Each record that follows must be printed exactly as given.

### Data for this exercise
----------

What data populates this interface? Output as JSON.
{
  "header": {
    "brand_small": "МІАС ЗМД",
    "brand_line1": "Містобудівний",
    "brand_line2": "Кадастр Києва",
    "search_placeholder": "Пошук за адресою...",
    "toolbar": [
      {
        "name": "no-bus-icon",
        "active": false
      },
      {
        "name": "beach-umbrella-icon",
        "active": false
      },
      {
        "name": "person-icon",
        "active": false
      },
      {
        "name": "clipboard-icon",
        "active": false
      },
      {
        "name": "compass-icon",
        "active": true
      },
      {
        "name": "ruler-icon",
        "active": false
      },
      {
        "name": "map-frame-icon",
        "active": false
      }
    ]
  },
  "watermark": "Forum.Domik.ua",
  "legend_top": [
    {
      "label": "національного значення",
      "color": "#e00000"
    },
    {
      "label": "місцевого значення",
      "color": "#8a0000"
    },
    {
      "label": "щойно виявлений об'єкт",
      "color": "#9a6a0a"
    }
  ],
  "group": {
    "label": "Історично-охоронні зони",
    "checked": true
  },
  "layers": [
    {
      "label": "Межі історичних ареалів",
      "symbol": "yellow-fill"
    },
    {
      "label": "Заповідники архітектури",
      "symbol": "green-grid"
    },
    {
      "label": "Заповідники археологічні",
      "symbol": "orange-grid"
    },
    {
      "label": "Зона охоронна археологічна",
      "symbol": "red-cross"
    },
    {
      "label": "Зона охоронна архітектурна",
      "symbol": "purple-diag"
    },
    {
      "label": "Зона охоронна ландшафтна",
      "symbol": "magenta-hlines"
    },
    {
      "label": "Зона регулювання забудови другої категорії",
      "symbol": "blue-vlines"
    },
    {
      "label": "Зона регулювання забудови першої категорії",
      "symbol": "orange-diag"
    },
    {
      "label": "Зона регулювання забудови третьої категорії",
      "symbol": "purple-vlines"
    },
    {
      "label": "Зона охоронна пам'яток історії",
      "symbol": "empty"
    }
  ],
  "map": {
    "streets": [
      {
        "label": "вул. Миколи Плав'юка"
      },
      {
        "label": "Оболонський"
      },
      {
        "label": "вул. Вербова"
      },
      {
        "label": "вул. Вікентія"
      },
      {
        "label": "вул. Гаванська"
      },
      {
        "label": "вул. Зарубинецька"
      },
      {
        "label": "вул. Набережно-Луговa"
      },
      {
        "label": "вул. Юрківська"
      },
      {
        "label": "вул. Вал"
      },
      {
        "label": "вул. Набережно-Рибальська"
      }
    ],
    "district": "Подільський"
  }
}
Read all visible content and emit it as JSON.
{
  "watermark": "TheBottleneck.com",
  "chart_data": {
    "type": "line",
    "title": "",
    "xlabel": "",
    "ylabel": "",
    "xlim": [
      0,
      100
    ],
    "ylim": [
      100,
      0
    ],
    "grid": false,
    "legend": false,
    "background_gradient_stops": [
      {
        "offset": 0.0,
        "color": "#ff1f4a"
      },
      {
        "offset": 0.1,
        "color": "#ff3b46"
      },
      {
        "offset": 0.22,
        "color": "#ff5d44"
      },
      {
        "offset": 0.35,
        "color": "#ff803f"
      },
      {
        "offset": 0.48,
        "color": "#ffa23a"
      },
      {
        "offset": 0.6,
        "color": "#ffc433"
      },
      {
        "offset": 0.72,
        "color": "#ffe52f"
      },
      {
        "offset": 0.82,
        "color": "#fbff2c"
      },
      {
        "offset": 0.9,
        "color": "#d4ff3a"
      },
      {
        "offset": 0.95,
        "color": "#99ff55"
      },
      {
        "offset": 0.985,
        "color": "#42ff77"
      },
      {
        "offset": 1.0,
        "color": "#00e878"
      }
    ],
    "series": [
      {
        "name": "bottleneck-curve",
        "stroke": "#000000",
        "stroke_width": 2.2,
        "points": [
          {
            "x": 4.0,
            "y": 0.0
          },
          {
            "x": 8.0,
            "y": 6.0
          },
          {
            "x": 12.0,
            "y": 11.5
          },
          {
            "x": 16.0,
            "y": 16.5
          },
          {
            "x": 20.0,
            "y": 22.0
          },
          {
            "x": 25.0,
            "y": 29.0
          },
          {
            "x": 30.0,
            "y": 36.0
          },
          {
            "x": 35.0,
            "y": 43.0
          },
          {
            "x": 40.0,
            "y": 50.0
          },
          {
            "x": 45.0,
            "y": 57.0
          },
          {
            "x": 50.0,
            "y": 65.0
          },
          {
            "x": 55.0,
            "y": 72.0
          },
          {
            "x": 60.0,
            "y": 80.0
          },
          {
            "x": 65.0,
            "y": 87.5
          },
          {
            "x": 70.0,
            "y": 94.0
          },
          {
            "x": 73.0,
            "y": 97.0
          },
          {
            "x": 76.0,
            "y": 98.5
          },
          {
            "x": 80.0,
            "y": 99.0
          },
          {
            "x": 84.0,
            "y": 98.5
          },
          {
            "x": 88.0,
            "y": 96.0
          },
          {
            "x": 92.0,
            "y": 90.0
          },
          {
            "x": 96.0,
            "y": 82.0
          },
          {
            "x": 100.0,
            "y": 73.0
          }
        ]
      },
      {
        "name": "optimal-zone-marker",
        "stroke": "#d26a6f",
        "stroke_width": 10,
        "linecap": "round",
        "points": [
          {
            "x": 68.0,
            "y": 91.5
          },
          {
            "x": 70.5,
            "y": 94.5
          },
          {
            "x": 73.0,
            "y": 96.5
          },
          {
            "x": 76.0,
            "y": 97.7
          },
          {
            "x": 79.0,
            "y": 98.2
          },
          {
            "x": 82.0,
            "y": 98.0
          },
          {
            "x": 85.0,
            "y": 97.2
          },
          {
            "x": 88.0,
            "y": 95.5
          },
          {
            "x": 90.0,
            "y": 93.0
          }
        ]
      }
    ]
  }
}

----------

### Written response
What data populates this interface? Output as JSON.
{
  "header": {
    "brand_small": "МІАС ЗМД",
    "brand_line1": "Містобудівний",
    "brand_line2": "Кадастр Києва",
    "search_placeholder": "Пошук за адресою...",
    "toolbar": [
      {
        "name": "no-bus-icon",
        "active": false
      },
      {
        "name": "beach-umbrella-icon",
        "active": false
      },
      {
        "name": "person-icon",
        "active": false
      },
      {
        "name": "clipboard-icon",
        "active": false
      },
      {
        "name": "compass-icon",
        "active": true
      },
      {
        "name": "ruler-icon",
        "active": false
      },
      {
        "name": "map-frame-icon",
        "active": false
      }
    ]
  },
  "watermark": "Forum.Domik.ua",
  "legend_top": [
    {
      "label": "національного значення",
      "color": "#e00000"
    },
    {
      "label": "місцевого значення",
      "color": "#8a0000"
    },
    {
      "label": "щойно виявлений об'єкт",
      "color": "#9a6a0a"
    }
  ],
  "group": {
    "label": "Історично-охоронні зони",
    "checked": true
  },
  "layers": [
    {
      "label": "Межі історичних ареалів",
      "symbol": "yellow-fill"
    },
    {
      "label": "Заповідники архітектури",
      "symbol": "green-grid"
    },
    {
      "label": "Заповідники археологічні",
      "symbol": "orange-grid"
    },
    {
      "label": "Зона охоронна археологічна",
      "symbol": "red-cross"
    },
    {
      "label": "Зона охоронна архітектурна",
      "symbol": "purple-diag"
    },
    {
      "label": "Зона охоронна ландшафтна",
      "symbol": "magenta-hlines"
    },
    {
      "label": "Зона регулювання забудови другої категорії",
      "symbol": "blue-vlines"
    },
    {
      "label": "Зона регулювання забудови першої категорії",
      "symbol": "orange-diag"
    },
    {
      "label": "Зона регулювання забудови третьої категорії",
      "symbol": "purple-vlines"
    },
    {
      "label": "Зона охоронна пам'яток історії",
      "symbol": "empty"
    }
  ],
  "map": {
    "streets": [
      {
        "label": "вул. Миколи Плав'юка"
      },
      {
        "label": "Оболонський"
      },
      {
        "label": "вул. Вербова"
      },
      {
        "label": "вул. Вікентія"
      },
      {
        "label": "вул. Гаванська"
      },
      {
        "label": "вул. Зарубинецька"
      },
      {
        "label": "вул. Набережно-Луговa"
      },
      {
        "label": "вул. Юрківська"
      },
      {
        "label": "вул. Вал"
      },
      {
        "label": "вул. Набережно-Рибальська"
      }
    ],
    "district": "Подільський"
  }
}
Read all visible content and emit it as JSON.
{
  "watermark": "TheBottleneck.com",
  "chart_data": {
    "type": "line",
    "title": "",
    "xlabel": "",
    "ylabel": "",
    "xlim": [
      0,
      100
    ],
    "ylim": [
      100,
      0
    ],
    "grid": false,
    "legend": false,
    "background_gradient_stops": [
      {
        "offset": 0.0,
        "color": "#ff1f4a"
      },
      {
        "offset": 0.1,
        "color": "#ff3b46"
      },
      {
        "offset": 0.22,
        "color": "#ff5d44"
      },
      {
        "offset": 0.35,
        "color": "#ff803f"
      },
      {
        "offset": 0.48,
        "color": "#ffa23a"
      },
      {
        "offset": 0.6,
        "color": "#ffc433"
      },
      {
        "offset": 0.72,
        "color": "#ffe52f"
      },
      {
        "offset": 0.82,
        "color": "#fbff2c"
      },
      {
        "offset": 0.9,
        "color": "#d4ff3a"
      },
      {
        "offset": 0.95,
        "color": "#99ff55"
      },
      {
        "offset": 0.985,
        "color": "#42ff77"
      },
      {
        "offset": 1.0,
        "color": "#00e878"
      }
    ],
    "series": [
      {
        "name": "bottleneck-curve",
        "stroke": "#000000",
        "stroke_width": 2.2,
        "points": [
          {
            "x": 4.0,
            "y": 0.0
          },
          {
            "x": 8.0,
            "y": 6.0
          },
          {
            "x": 12.0,
            "y": 11.5
          },
          {
            "x": 16.0,
            "y": 16.5
          },
          {
            "x": 20.0,
            "y": 22.0
          },
          {
            "x": 25.0,
            "y": 29.0
          },
          {
            "x": 30.0,
            "y": 36.0
          },
          {
            "x": 35.0,
            "y": 43.0
          },
          {
            "x": 40.0,
            "y": 50.0
          },
          {
            "x": 45.0,
            "y": 57.0
          },
          {
            "x": 50.0,
            "y": 65.0
          },
          {
            "x": 55.0,
            "y": 72.0
          },
          {
            "x": 60.0,
            "y": 80.0
          },
          {
            "x": 65.0,
            "y": 87.5
          },
          {
            "x": 70.0,
            "y": 94.0
          },
          {
            "x": 73.0,
            "y": 97.0
          },
          {
            "x": 76.0,
            "y": 98.5
          },
          {
            "x": 80.0,
            "y": 99.0
          },
          {
            "x": 84.0,
            "y": 98.5
          },
          {
            "x": 88.0,
            "y": 96.0
          },
          {
            "x": 92.0,
            "y": 90.0
          },
          {
            "x": 96.0,
            "y": 82.0
          },
          {
            "x": 100.0,
            "y": 73.0
          }
        ]
      },
      {
        "name": "optimal-zone-marker",
        "stroke": "#d26a6f",
        "stroke_width": 10,
        "linecap": "round",
        "points": [
          {
            "x": 68.0,
            "y": 91.5
          },
          {
            "x": 70.5,
            "y": 94.5
          },
          {
            "x": 73.0,
            "y": 96.5
          },
          {
            "x": 76.0,
            "y": 97.7
          },
          {
            "x": 79.0,
            "y": 98.2
          },
          {
            "x": 82.0,
            "y": 98.0
          },
          {
            "x": 85.0,
            "y": 97.2
          },
          {
            "x": 88.0,
            "y": 95.5
          },
          {
            "x": 90.0,
            "y": 93.0
          }
        ]
      }
    ]
  }
}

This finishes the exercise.